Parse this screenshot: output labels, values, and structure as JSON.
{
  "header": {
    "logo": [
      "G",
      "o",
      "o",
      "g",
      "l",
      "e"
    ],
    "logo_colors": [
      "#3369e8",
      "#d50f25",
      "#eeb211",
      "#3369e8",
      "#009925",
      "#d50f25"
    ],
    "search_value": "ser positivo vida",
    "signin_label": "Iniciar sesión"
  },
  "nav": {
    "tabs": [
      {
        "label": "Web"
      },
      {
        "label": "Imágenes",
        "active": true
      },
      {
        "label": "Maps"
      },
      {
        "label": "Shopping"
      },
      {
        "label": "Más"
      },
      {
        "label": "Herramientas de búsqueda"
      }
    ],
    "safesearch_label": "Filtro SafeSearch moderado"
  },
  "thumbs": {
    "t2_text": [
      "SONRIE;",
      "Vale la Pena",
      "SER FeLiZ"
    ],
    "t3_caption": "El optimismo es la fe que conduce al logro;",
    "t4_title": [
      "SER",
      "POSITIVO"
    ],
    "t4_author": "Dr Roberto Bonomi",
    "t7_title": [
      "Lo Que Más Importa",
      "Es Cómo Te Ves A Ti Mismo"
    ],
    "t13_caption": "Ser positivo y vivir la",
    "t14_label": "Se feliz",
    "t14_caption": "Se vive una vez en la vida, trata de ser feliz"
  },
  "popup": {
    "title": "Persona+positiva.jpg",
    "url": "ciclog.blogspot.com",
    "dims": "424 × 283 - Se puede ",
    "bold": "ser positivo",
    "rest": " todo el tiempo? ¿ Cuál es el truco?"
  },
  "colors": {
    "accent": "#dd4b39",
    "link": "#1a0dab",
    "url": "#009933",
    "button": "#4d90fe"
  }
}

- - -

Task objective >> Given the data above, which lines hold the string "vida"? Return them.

Response area >>
    "search_value": "ser positivo vida",
    "t14_caption": "Se vive una vez en la vida, trata de ser feliz"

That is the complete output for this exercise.